Prepare for Successful IEP Meetings
Therapies and Resources for Children with Autism & Families
A new school year brings a new Individualized Education Program (IEP) for your special needs child. Once the plan is finalized, you will meet with your child’s IEP team-usually made up of your child’s teacher, a school administrator such as the principal, and your child’s therapists-throughout the year. Instead of being nervous about or even dreading these discussions, have a plan to make these meetings productive and successful.
- Try to foster a strong, positive relationship with at least one member of your child’s IEP team. This could be your child’s teacher or the school principal. If you have a comfortable relationship with one or more individuals in the room, you will feel more at ease in speaking up and adding your voice to the discussion.
- Plan ahead for the meetings. It can help some parents to write down their thoughts, observations, and questions on paper so they will not forget to bring these items up in the discussion. If you haven’t been provided with any documentation of how the IEP meetings will be run at your child’s school, ask for copies of the process as well as the expected attendees. This will help you come to meetings better prepared and ready for a productive discussion.
- Focus on the goals you have for your child, rather than specific methods or teaching practices. The professionals in the room are responsible for the methodology that will help your child reach a goal.
- Always ask for clarification on any unfamiliar jargon or acronyms. The other IEP team members may not even realize they are using terminology that you may not have heard before.

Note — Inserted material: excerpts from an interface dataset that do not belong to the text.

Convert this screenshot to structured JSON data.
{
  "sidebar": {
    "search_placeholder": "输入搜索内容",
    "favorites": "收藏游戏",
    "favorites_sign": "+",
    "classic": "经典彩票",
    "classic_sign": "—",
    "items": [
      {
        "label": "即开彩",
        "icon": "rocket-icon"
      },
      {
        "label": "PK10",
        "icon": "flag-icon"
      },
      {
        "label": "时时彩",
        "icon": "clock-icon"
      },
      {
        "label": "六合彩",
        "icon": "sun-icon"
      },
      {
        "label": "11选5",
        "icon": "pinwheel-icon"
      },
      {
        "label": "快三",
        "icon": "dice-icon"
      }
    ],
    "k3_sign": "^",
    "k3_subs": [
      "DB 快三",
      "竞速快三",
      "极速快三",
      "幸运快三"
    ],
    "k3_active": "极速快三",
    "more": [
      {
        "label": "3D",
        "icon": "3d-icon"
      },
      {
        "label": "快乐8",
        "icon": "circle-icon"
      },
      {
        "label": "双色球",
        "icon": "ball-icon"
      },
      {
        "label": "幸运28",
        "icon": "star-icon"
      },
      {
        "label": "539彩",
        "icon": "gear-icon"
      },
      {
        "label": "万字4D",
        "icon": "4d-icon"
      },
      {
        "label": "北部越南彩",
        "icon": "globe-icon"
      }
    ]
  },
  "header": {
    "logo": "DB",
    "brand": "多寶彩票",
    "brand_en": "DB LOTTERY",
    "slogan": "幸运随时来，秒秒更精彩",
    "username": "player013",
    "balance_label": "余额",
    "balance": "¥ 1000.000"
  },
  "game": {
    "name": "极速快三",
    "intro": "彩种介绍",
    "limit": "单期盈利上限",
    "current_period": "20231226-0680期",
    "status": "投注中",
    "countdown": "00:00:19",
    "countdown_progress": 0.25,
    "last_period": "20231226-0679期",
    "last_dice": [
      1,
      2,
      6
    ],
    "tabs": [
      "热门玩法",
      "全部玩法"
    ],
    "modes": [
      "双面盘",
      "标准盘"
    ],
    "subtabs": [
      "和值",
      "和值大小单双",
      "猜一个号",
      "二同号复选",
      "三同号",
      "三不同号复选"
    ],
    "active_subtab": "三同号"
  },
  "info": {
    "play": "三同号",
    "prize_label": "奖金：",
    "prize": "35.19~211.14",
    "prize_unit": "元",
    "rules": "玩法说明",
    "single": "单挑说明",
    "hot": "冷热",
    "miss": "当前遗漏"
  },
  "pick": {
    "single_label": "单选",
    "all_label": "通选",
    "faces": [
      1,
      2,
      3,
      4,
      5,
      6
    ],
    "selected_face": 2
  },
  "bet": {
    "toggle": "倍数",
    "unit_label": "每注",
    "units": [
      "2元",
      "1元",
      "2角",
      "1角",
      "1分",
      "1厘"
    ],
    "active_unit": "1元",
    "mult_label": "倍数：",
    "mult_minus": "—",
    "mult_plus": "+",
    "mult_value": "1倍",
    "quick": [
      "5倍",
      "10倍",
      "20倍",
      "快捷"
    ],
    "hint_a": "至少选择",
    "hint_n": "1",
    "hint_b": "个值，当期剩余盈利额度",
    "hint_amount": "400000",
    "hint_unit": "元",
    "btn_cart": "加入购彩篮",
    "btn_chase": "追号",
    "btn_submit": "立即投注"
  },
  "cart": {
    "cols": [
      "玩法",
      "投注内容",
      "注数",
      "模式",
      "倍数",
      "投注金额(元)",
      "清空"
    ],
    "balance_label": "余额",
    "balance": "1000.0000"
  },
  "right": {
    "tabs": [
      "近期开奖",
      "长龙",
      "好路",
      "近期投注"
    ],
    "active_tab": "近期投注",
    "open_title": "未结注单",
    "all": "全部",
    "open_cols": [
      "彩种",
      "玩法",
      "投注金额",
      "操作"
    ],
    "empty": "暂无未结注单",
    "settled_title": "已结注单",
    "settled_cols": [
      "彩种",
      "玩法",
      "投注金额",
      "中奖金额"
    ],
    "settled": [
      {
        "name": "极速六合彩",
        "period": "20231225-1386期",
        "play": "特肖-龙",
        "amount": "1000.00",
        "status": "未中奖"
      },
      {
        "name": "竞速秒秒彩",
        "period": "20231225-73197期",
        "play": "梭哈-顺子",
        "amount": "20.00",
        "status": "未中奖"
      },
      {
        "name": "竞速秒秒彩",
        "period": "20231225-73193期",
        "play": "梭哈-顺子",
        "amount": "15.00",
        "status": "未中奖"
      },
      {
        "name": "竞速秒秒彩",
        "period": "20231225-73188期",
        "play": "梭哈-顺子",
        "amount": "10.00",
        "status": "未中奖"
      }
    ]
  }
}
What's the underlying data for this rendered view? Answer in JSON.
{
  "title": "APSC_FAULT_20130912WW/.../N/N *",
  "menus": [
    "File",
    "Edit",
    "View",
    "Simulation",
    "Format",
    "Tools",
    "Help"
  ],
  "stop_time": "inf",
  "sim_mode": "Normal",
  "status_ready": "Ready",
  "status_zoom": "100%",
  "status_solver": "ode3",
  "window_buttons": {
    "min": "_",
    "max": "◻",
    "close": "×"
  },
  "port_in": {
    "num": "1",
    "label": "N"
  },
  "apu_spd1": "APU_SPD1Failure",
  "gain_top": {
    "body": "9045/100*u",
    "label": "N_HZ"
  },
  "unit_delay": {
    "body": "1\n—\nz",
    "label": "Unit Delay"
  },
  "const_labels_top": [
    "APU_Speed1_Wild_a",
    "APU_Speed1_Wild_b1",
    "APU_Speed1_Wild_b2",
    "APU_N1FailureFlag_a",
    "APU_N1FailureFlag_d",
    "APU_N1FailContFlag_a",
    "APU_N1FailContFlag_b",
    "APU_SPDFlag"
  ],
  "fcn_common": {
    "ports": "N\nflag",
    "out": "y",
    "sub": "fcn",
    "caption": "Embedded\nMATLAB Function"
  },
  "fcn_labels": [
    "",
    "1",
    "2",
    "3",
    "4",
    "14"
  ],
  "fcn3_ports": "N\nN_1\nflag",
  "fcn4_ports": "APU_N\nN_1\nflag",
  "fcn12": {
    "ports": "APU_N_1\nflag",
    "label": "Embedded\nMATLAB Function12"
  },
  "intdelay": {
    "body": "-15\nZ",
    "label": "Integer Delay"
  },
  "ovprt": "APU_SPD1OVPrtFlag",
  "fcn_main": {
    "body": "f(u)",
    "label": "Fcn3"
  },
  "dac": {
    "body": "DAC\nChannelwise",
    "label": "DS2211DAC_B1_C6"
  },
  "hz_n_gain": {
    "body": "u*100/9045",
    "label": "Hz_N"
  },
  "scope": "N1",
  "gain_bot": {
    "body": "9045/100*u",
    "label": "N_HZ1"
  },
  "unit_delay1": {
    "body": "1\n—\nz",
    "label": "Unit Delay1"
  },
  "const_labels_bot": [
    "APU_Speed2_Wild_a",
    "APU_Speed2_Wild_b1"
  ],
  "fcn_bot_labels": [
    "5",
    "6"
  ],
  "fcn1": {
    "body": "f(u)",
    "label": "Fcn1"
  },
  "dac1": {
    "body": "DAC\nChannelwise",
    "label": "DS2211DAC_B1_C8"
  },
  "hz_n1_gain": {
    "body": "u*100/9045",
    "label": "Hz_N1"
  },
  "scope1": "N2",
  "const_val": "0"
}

It will take only a minute for a quick clarification so that you can understand the conversation.
- Prepare to add your unique perspective. Remember one of the most central members of your child’s IEP team-you! Parents play an essential role in IEP planning. After all, no one knows your child better than you. During the meeting, try to personalize your child as much as possible for the others in the room, like his or her unique strengths, talents, needs and interests.
Do you have concerns about your child’s IEP? Contact the caring, professional team at Peak Potential Therapy today. We provide a range of therapeutic services and resources for children with autism.